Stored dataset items
★ ★ ★
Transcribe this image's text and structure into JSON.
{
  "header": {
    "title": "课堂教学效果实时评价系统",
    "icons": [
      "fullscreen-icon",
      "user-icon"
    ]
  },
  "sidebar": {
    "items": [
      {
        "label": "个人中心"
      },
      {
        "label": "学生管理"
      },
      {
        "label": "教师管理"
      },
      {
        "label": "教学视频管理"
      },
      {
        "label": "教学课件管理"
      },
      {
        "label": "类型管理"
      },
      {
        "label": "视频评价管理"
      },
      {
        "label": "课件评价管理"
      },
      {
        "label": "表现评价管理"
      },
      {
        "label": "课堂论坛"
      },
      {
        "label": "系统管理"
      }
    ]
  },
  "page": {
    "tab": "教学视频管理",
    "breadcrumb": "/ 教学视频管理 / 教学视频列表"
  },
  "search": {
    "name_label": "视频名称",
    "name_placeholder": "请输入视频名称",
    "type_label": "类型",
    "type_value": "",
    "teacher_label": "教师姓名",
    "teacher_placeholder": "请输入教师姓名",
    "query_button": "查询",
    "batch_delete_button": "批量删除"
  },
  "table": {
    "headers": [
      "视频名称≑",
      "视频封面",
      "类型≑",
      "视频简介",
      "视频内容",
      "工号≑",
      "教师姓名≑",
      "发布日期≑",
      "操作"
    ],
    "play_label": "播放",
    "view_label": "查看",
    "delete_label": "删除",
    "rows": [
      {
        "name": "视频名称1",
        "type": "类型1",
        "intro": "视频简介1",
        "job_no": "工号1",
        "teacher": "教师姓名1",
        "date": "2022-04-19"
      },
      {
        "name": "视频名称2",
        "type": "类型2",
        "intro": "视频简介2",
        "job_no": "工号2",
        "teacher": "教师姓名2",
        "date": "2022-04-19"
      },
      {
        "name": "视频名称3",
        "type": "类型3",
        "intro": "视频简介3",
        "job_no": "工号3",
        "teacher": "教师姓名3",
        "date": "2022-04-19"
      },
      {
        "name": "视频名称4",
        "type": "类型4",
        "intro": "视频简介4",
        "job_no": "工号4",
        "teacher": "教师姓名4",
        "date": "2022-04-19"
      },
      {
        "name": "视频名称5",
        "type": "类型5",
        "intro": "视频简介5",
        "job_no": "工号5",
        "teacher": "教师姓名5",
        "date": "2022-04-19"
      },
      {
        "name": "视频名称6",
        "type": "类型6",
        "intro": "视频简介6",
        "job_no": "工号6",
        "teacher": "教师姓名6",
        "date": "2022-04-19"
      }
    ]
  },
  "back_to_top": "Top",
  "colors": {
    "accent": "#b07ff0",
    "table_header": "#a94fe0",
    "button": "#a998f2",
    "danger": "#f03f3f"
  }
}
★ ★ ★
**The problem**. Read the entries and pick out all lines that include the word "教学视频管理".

**Solution**.
        "label": "教学视频管理"
    "tab": "教学视频管理",
    "breadcrumb": "/ 教学视频管理 / 教学视频列表"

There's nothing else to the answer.